MABUX: Bunker market this morning, Nov 14
The Bunker Review was contributed by Marine Bunker Exchange (MABUX)
MABUX World Bunker Index (consists of a range of prices for 380 HSFO, 180 HSFO and MGO (Gasoil) in the main world hubs) slightly decreased on Nov.13:
380 HSFO - USD/MT – 342.15 (-2.93)
180 HSFO - USD/MT – 386.39 (-1.00)
MGO - USD/MT – 661.33 (-1.57)
Meantime, world oil indexes turned into moderate upward movement on Nov.13 after OPEC said it saw no signs of global recession and rival U.S. shale oil production could grow by much less than expected in 2020.
Brent for January settlement increased by $0.31 to $62.37 a barrel on the London-based ICE Futures Europe exchange. West Texas Intermediate for December delivery rose by $0.32 to $57.12 a barrel on the New York Mercantile Exchange. The Brent benchmark traded at the premium of $5.25 to WTI. Gasoil for November delivery gained $0.25.
Today morning oil indexes continue slight upward trend.
The Secretary General of the Organization of the Petroleum Exporting Countries, Mohammad Barkindo, said global economic fundamentals remained strong and that he was still confident the United States and China would reach a trade deal. He also said some U.S. companies were now saying U.S. oil production would grow by just 0.3-0.4 million barrels per day next year - or less than half of previous expectations - reducing the risk of an oil glut next year.
U.S. President Donald Trump said on Nov.13 that the U.S. and China were close to finalizing a trade deal, but he fell short of providing a date or venue for the signing ceremony.
As per the IEA report, until about 2025 global oil demand will expand by about 1 percent annually, exceeding 100 million bpd and reaching 105.4 million bpd. After that growth will shrink substantially and demand will reach a plateau at less than 110 million bpd—106.4 million bpd. Also, according to IEA, natural depletion will shrink oil supply and lead to an increase in prices. These, the agency said, could average $90 a barrel in 2030 and $103 a barrel in 2040. Agency also said that even as production growth in the United States slows from breakneck pace of recent years, the world's top oil producer will still account for 85% of the increase in global oil production to 2030, and for 30% of the increase in gas. The higher U.S. output pushes down the share of OPEC members and Russia in total oil production, which is expected to fall to 47% in 2030 from 55% in the mid-2000s.
France, Germany, Britain, Russia, China, Iran as well as the US discussed a new framework at the UN General Assembly in late September. The proposed new deal would have Iran permanently abjuring nuclear weapons, conforming to a long-term framework of peaceful nuclear technology, and contributing to regional stability and noninterference in return for the US lifting sanctions. Restricting the Islamic Republic’s ballistic missiles was set aside for future discussion. There is no any visible reaction from Iran so far.

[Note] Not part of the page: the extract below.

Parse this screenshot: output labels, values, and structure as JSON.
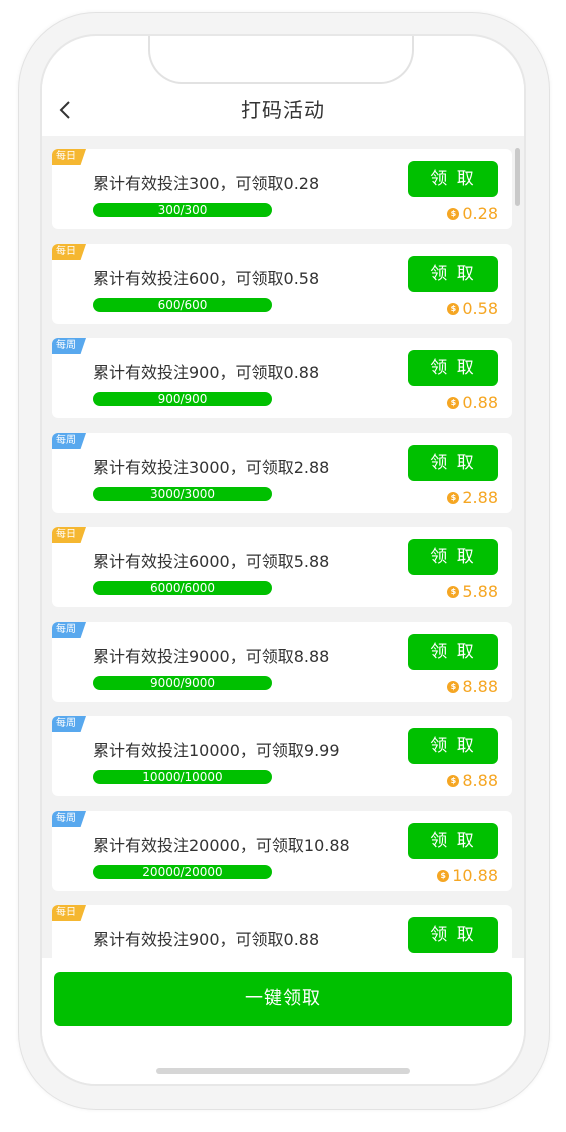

In the United States, crude oil inventories were forecast to have risen for a third straight week last week, while refined products inventories likely declined. The forecast expects that crude inventories rose by around 1.6 million barrels in the week to Nov. 8.

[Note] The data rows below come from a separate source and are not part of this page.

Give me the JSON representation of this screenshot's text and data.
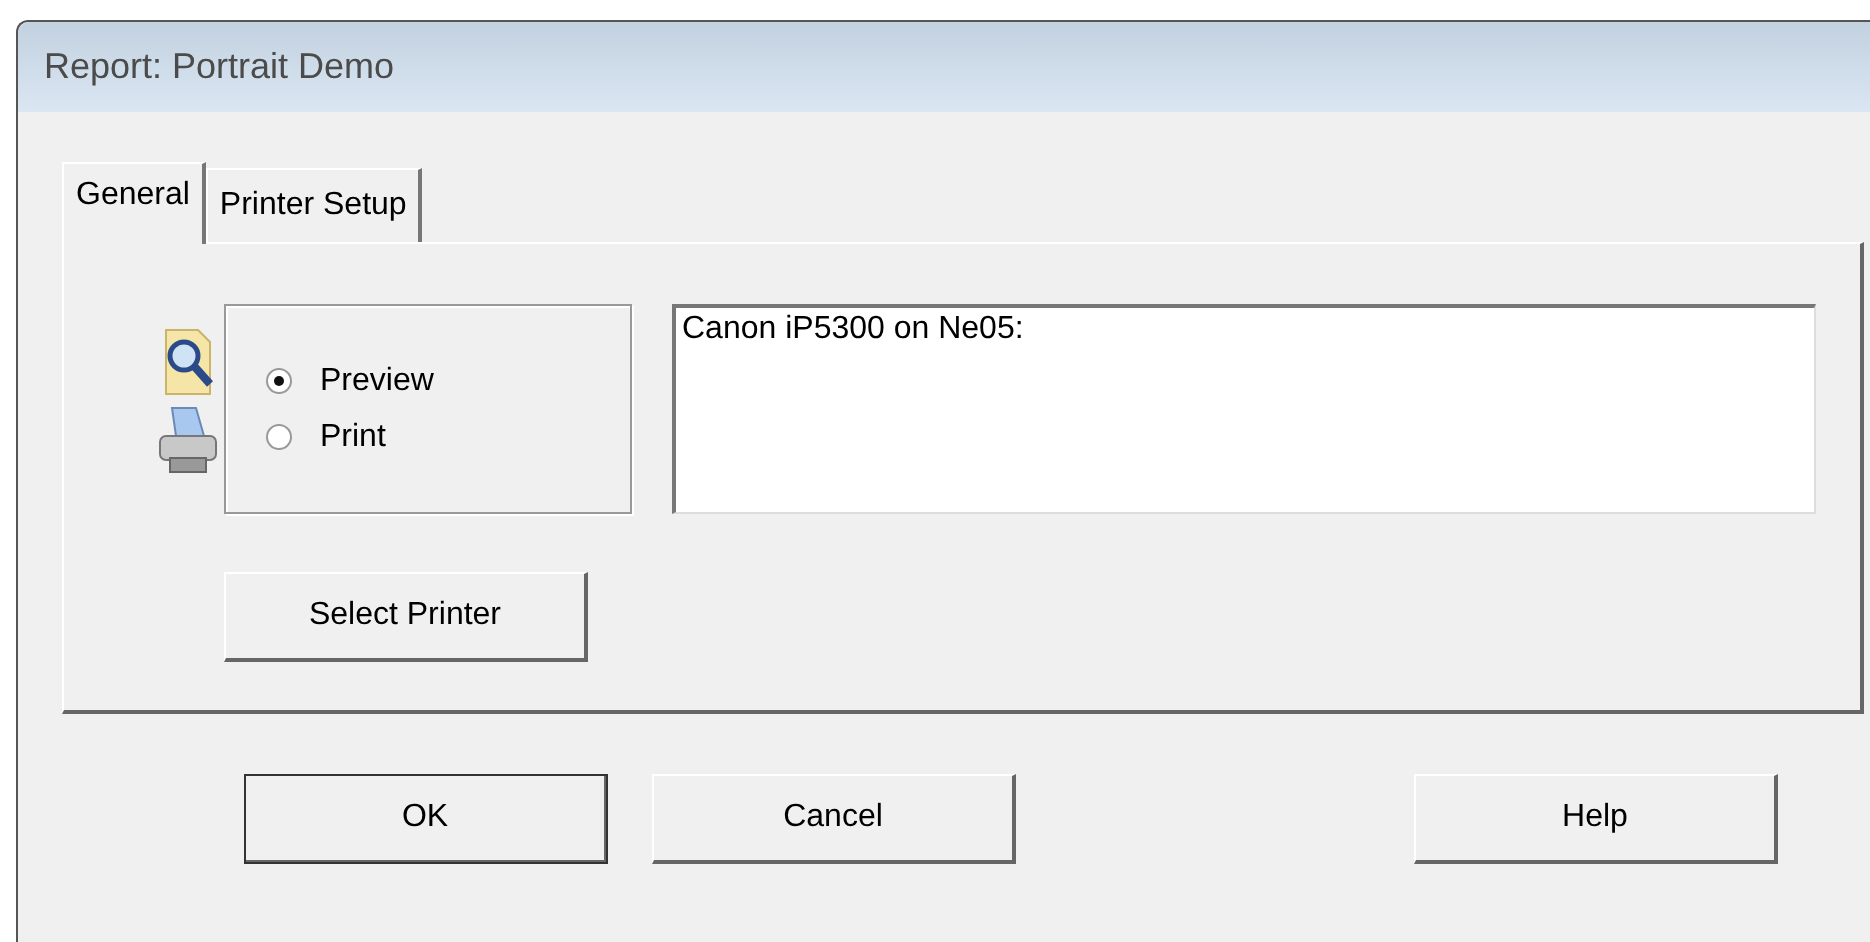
{
  "window": {
    "title": "Report: Portrait Demo"
  },
  "tabs": [
    {
      "label": "General",
      "selected": true
    },
    {
      "label": "Printer Setup",
      "selected": false
    }
  ],
  "output": {
    "options": [
      {
        "label": "Preview",
        "selected": true
      },
      {
        "label": "Print",
        "selected": false
      }
    ]
  },
  "printer": {
    "value": "Canon iP5300 on Ne05:"
  },
  "select_button": "Select Printer",
  "buttons": [
    {
      "label": "OK",
      "kind": "default"
    },
    {
      "label": "Cancel",
      "kind": "normal"
    },
    {
      "label": "Help",
      "kind": "normal"
    }
  ]
}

The Power of Siberia gas pipeline that will bring Russian natural gas to China, and will start operations in December. The Power of Siberia, one of the largest natural gas pipeline projects in the world, will transport natural gas from the Irkutsk and Yakutia production centers to consumers in Russia’s Far East and to China. Gazprom is dominating gas supplies to many European markets, while it also vies to meet rising Chinese natural gas demand as the country is in the middle of a massive switch from coal-fired to gas-fired heating in millions of homes. Gazprom expects its market share in China to grow from zero to more than 25 percent of Chinese gas imports and to account for 13 percent of China’s gas consumption by 2035. By that year, Gazprom vies to be the number one gas supplier to both Europe and China.
The American Petroleum Institute (API) has estimated a crude oil inventory draw of 500,000 barrels for the week ending November 7, compared to analyst expectations of a 1.649-million-barrel build. Last week saw a build in crude oil inventories of 4.26 million barrels, according to API data. The EIA’s estimates, however, reported a build of 7.9-million barrels for that week. US crude oil production as estimated by the Energy Information Administration showed that production for the week ending November 1 stayed at the all-time high of 12.6 million bpd for the fifth week in a row.
We expect bunker prices may rise today in a range of plus 1-4 USD.